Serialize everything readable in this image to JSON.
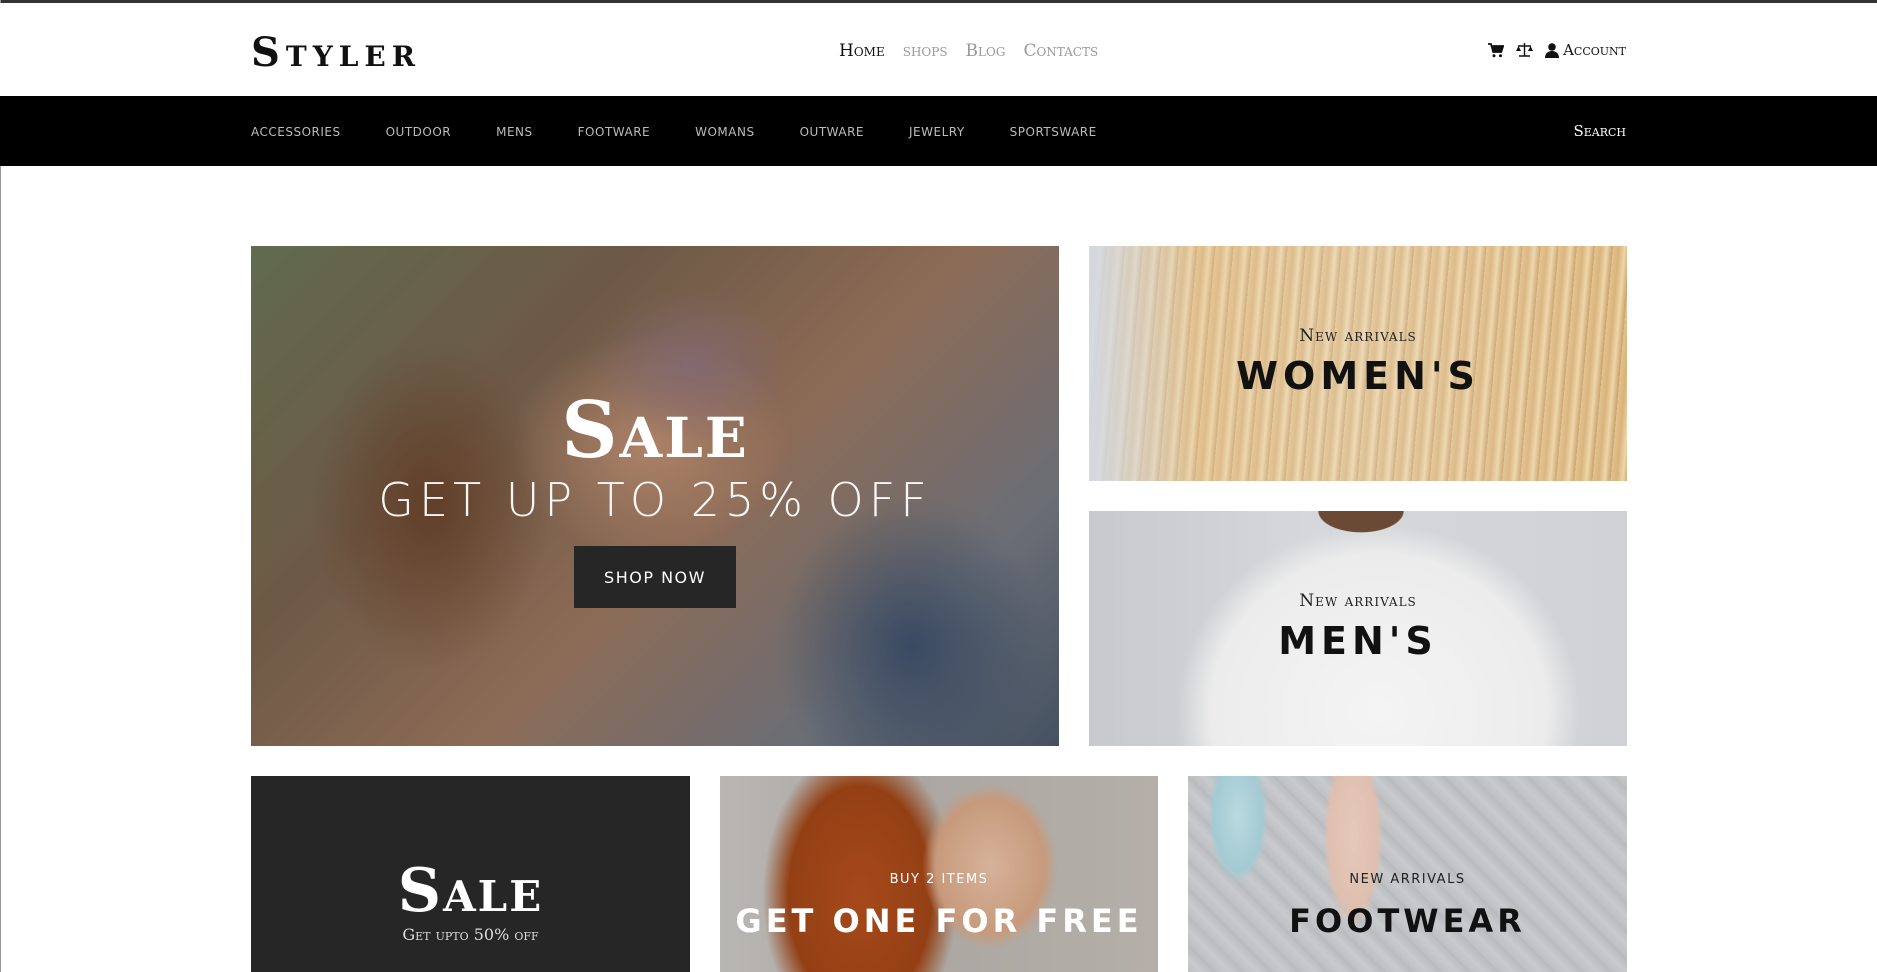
{
  "brand": {
    "logo": "Styler"
  },
  "main_nav": [
    {
      "label": "Home",
      "active": true
    },
    {
      "label": "shops",
      "active": false
    },
    {
      "label": "Blog",
      "active": false
    },
    {
      "label": "Contacts",
      "active": false
    }
  ],
  "utils": {
    "cart_icon": "cart-icon",
    "compare_icon": "balance-scale-icon",
    "user_icon": "user-icon",
    "account_label": "Account"
  },
  "categories": [
    "accessories",
    "outdoor",
    "mens",
    "footware",
    "womans",
    "outware",
    "jewelry",
    "sportsware"
  ],
  "search_label": "Search",
  "hero": {
    "title": "Sale",
    "subtitle": "GET UP TO 25% OFF",
    "button_label": "SHOP NOW"
  },
  "promos": {
    "women": {
      "label": "New arrivals",
      "title": "WOMEN'S"
    },
    "men": {
      "label": "New arrivals",
      "title": "MEN'S"
    },
    "sale": {
      "title": "Sale",
      "subtitle": "Get upto 50% off"
    },
    "free": {
      "label": "BUY 2 ITEMS",
      "title": "GET ONE FOR FREE"
    },
    "footwear": {
      "label": "NEW ARRIVALS",
      "title": "FOOTWEAR"
    }
  },
  "colors": {
    "nav_bar": "#000000",
    "button_bg": "#262626",
    "muted_nav": "#999999"
  }
}
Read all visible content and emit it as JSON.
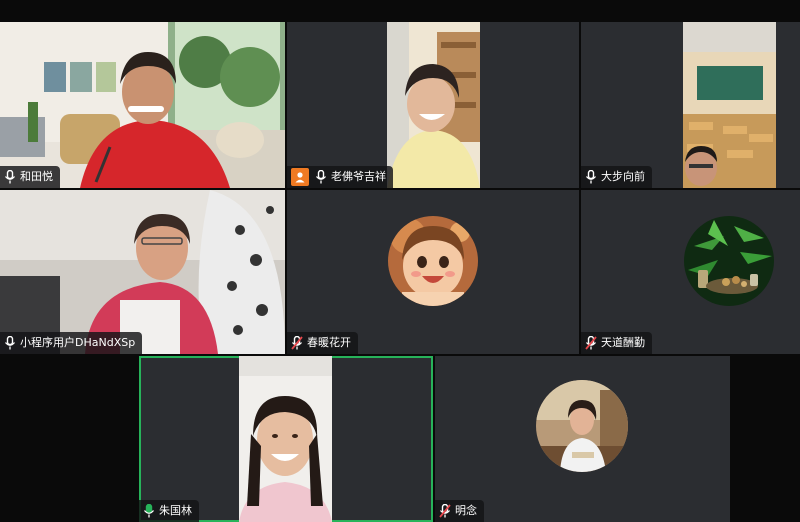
{
  "participants": [
    {
      "name": "和田悦",
      "mic": "on"
    },
    {
      "name": "老佛爷吉祥",
      "mic": "on",
      "host": true
    },
    {
      "name": "大步向前",
      "mic": "on"
    },
    {
      "name": "小程序用户DHaNdXSp",
      "mic": "on"
    },
    {
      "name": "春暖花开",
      "mic": "muted"
    },
    {
      "name": "天道酬勤",
      "mic": "muted"
    },
    {
      "name": "朱国林",
      "mic": "on",
      "active_speaker": true
    },
    {
      "name": "明念",
      "mic": "muted"
    }
  ],
  "colors": {
    "tile_bg": "#2b2d31",
    "active_speaker_border": "#27b35a",
    "mic_on": "#ffffff",
    "mic_muted": "#e5484d",
    "host_badge": "#f07a22"
  },
  "icons": {
    "mic_on": "microphone-icon",
    "mic_muted": "microphone-muted-icon",
    "host": "user-host-icon"
  }
}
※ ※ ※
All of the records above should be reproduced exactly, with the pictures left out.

Serialize everything readable in this image to JSON.
{
  "brand": {
    "logo": "Styler"
  },
  "main_nav": [
    {
      "label": "Home",
      "active": true
    },
    {
      "label": "shops",
      "active": false
    },
    {
      "label": "Blog",
      "active": false
    },
    {
      "label": "Contacts",
      "active": false
    }
  ],
  "utils": {
    "cart_icon": "cart-icon",
    "compare_icon": "balance-scale-icon",
    "user_icon": "user-icon",
    "account_label": "Account"
  },
  "categories": [
    "accessories",
    "outdoor",
    "mens",
    "footware",
    "womans",
    "outware",
    "jewelry",
    "sportsware"
  ],
  "search_label": "Search",
  "hero": {
    "title": "Sale",
    "subtitle": "GET UP TO 25% OFF",
    "button_label": "SHOP NOW"
  },
  "promos": {
    "women": {
      "label": "New arrivals",
      "title": "WOMEN'S"
    },
    "men": {
      "label": "New arrivals",
      "title": "MEN'S"
    },
    "sale": {
      "title": "Sale",
      "subtitle": "Get upto 50% off"
    },
    "free": {
      "label": "BUY 2 ITEMS",
      "title": "GET ONE FOR FREE"
    },
    "footwear": {
      "label": "NEW ARRIVALS",
      "title": "FOOTWEAR"
    }
  },
  "colors": {
    "nav_bar": "#000000",
    "button_bg": "#262626",
    "muted_nav": "#999999"
  }
}
Read all visible content and emit it as JSON.
{
  "participants": [
    {
      "name": "和田悦",
      "mic": "on"
    },
    {
      "name": "老佛爷吉祥",
      "mic": "on",
      "host": true
    },
    {
      "name": "大步向前",
      "mic": "on"
    },
    {
      "name": "小程序用户DHaNdXSp",
      "mic": "on"
    },
    {
      "name": "春暖花开",
      "mic": "muted"
    },
    {
      "name": "天道酬勤",
      "mic": "muted"
    },
    {
      "name": "朱国林",
      "mic": "on",
      "active_speaker": true
    },
    {
      "name": "明念",
      "mic": "muted"
    }
  ],
  "colors": {
    "tile_bg": "#2b2d31",
    "active_speaker_border": "#27b35a",
    "mic_on": "#ffffff",
    "mic_muted": "#e5484d",
    "host_badge": "#f07a22"
  },
  "icons": {
    "mic_on": "microphone-icon",
    "mic_muted": "microphone-muted-icon",
    "host": "user-host-icon"
  }
}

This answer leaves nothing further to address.